Indigenous land acknowledgements

Example: New York University is located on the ancestral lands of the Lənape Haki-nk, of the Delaware Tribe of Indians, a proud and sovereign nation whose commitment to culture, community, and land stewardship persist in the face of ongoing settler colonialism. Example: Oregon State University in Corvallis, OR is located in the traditional territory of the Chepenefu ("Mary's River") band of the Kalapuya. After the Kalapuya Treaty (Treaty of Dayton) in 1855, Kalapuya people were forcibly removed to what are now the Grand Ronde and Siletz reservations, and are now members of Confederated Tribes of the Grand Ronde Community of Oregon (https://www.grandronde.org) and the Confederated Tribes of Siletz Indians (http://ctsi.nsn.us). Example: The University of Oregon in Eugene, OR is located on Kalapuya Ilihi, the traditional indigenous homeland of the Kalapuya people. Following treaties between 1851 and 1855, Kalapuya people were dispossessed of their indigenous homeland by the United States government and forcibly removed to the Coast Reservation in Western Oregon. Today, descendants are citizens of the Confederated Tribes of Grand Ronde Community of Oregon and the Confederated Tribes of the Siletz Indians of Oregon, and they continue to make important contributions in their communities, at UO, and across the land we now refer to as Oregon. For more information, please see the UO Libraries full statement on Honoring Native Peoples and Lands. Example: I live and work on Chochenyo Ohlone land. Whose land are you on? University of Alberta: https://www.ualberta.ca/toolkit/communications/acknowledgment-of-traditional-territory University of Guelph http://www.uoguelph.ca/facultyjobs/postings/ad19-59.shtml UCLA: https://chancellor.ucla.edu/messages/acknowledging-native-peoples-ucla-events/ University of San Diego: https://sites.sandiego.edu/komjathy/files/2019/09/KumeyaayLandAcknowledgement.pdf San Diego State University: https://diversity.sdsu.edu/inclusion/jlwood/resource-library/land-acknowledgement.pdf The University of South Dakota acknowledges at many events that it is built on the ancestral lands of the Sioux, but I I could not find such an acknowledgement on the university's website. Mitakuye Oyasin does appear in several places (Sioux proverb meaning 'we are all related') Michigan State University has a land acknowledgement: https://www.canr.msu.edu/nai/about/land-acknowledgements I don't see a lot of institutional encouragement for staff to use acknowledgments of original land inhabitants in their *email signatures,* per se, but I do see some practitioners using wording that is also used by their institutions.

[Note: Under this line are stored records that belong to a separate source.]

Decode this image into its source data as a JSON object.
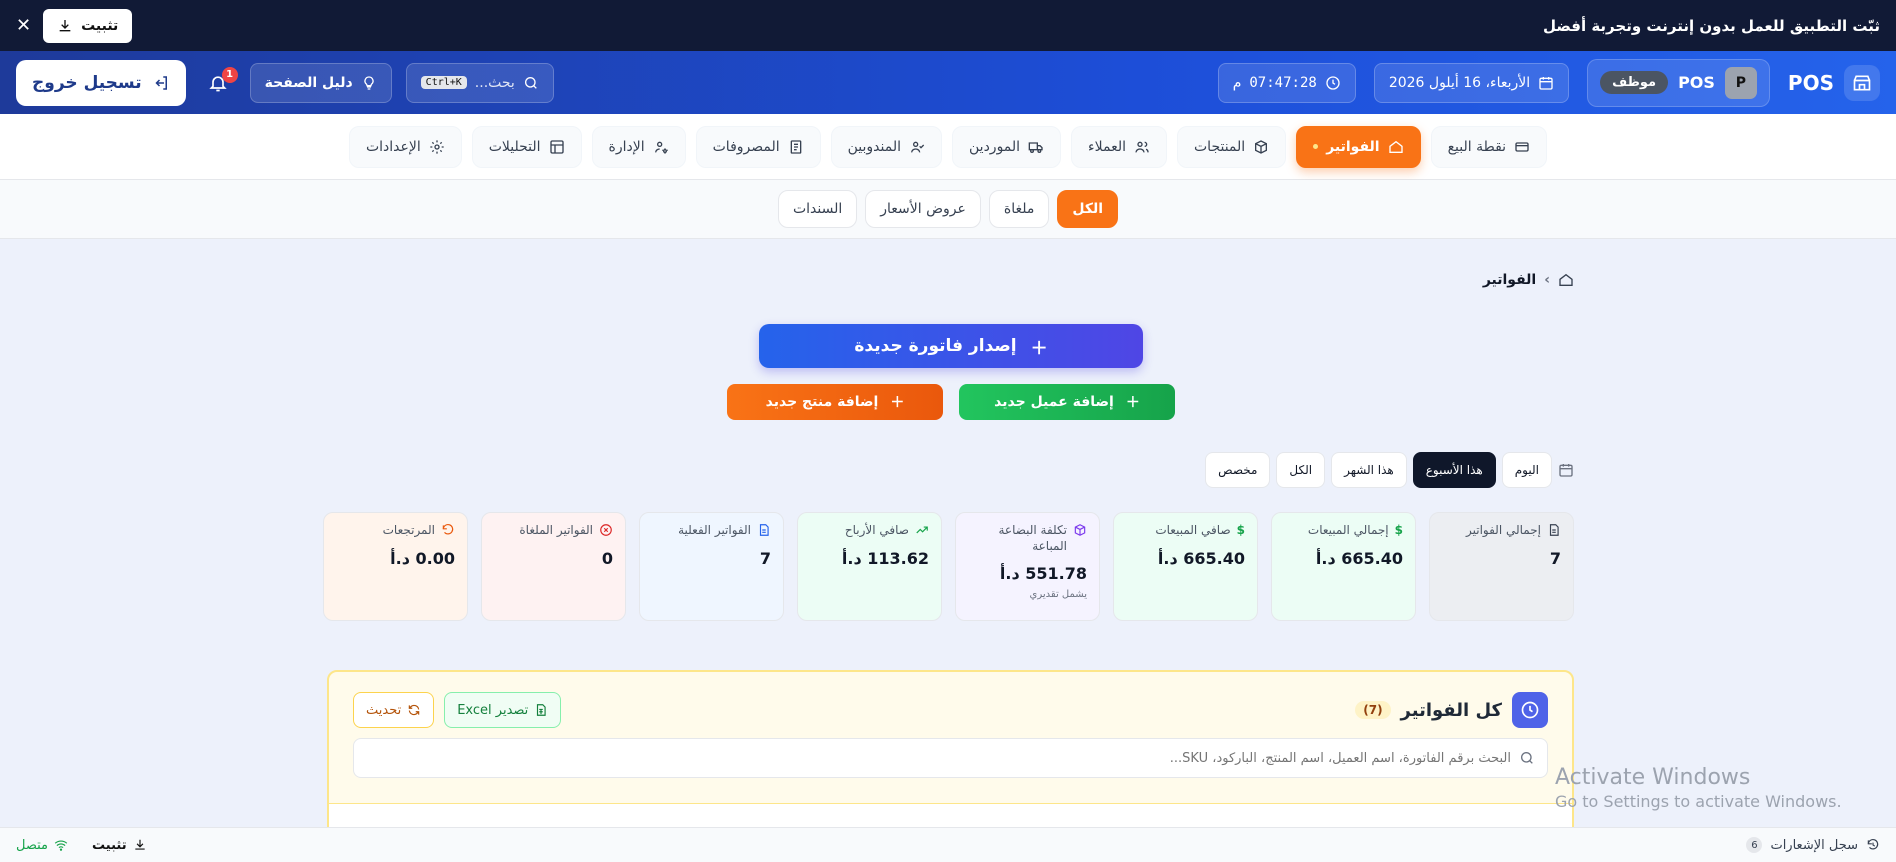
{
  "install_banner": {
    "message": "ثبّت التطبيق للعمل بدون إنترنت وتجربة أفضل",
    "install_label": "تثبيت"
  },
  "header": {
    "brand": "POS",
    "user_initial": "P",
    "user_name": "POS",
    "role": "موظف",
    "date": "الأربعاء، 16 أيلول 2026",
    "time": "07:47:28",
    "time_suffix": "م",
    "search_placeholder": "بحث...",
    "search_shortcut": "Ctrl+K",
    "guide_label": "دليل الصفحة",
    "notifications_count": "1",
    "logout_label": "تسجيل خروج"
  },
  "nav": {
    "pos": "نقطة البيع",
    "invoices": "الفواتير",
    "products": "المنتجات",
    "clients": "العملاء",
    "suppliers": "الموردين",
    "reps": "المندوبين",
    "expenses": "المصروفات",
    "admin": "الإدارة",
    "analytics": "التحليلات",
    "settings": "الإعدادات"
  },
  "sub_tabs": {
    "all": "الكل",
    "cancelled": "ملغاة",
    "quotes": "عروض الأسعار",
    "vouchers": "السندات"
  },
  "breadcrumb": {
    "current": "الفواتير"
  },
  "actions": {
    "new_invoice": "إصدار فاتورة جديدة",
    "add_client": "إضافة عميل جديد",
    "add_product": "إضافة منتج جديد"
  },
  "period": {
    "today": "اليوم",
    "week": "هذا الأسبوع",
    "month": "هذا الشهر",
    "all": "الكل",
    "custom": "مخصص"
  },
  "stats": {
    "total_invoices": {
      "label": "إجمالي الفواتير",
      "value": "7"
    },
    "total_sales": {
      "label": "إجمالي المبيعات",
      "value": "665.40 د.أ"
    },
    "net_sales": {
      "label": "صافي المبيعات",
      "value": "665.40 د.أ"
    },
    "cogs": {
      "label": "تكلفة البضاعة المباعة",
      "value": "551.78 د.أ",
      "note": "يشمل تقديري"
    },
    "net_profit": {
      "label": "صافي الأرباح",
      "value": "113.62 د.أ"
    },
    "actual_invoices": {
      "label": "الفواتير الفعلية",
      "value": "7"
    },
    "cancelled_invoices": {
      "label": "الفواتير الملغاة",
      "value": "0"
    },
    "returns": {
      "label": "المرتجعات",
      "value": "0.00 د.أ"
    }
  },
  "panel": {
    "title": "كل الفواتير",
    "count": "(7)",
    "export_label": "تصدير Excel",
    "refresh_label": "تحديث",
    "search_placeholder": "البحث برقم الفاتورة، اسم العميل، اسم المنتج، الباركود، SKU..."
  },
  "watermark": {
    "line1": "Activate Windows",
    "line2": "Go to Settings to activate Windows."
  },
  "footer": {
    "log_label": "سجل الإشعارات",
    "log_count": "6",
    "install_label": "تثبيت",
    "status": "متصل"
  },
  "colors": {
    "header_bg": "#1d4ed8",
    "banner_bg": "#111a36",
    "accent_orange": "#f97316",
    "accent_green": "#16a34a",
    "accent_indigo": "#4f46e5"
  }
}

Wording found at: https://www.washington.edu/diversity/tribal-relations/ and https://odi.osu.edu/land-acknowledgment city of Toronto: https://www.toronto.ca/city-government/accessibility-human-rights/indigenous-affairs-office/land-acknowledgement/ http://landacknowledgements.org University of Oregon: https://library.uoregon.edu/honoring-native-peoples-and-lands Top of Page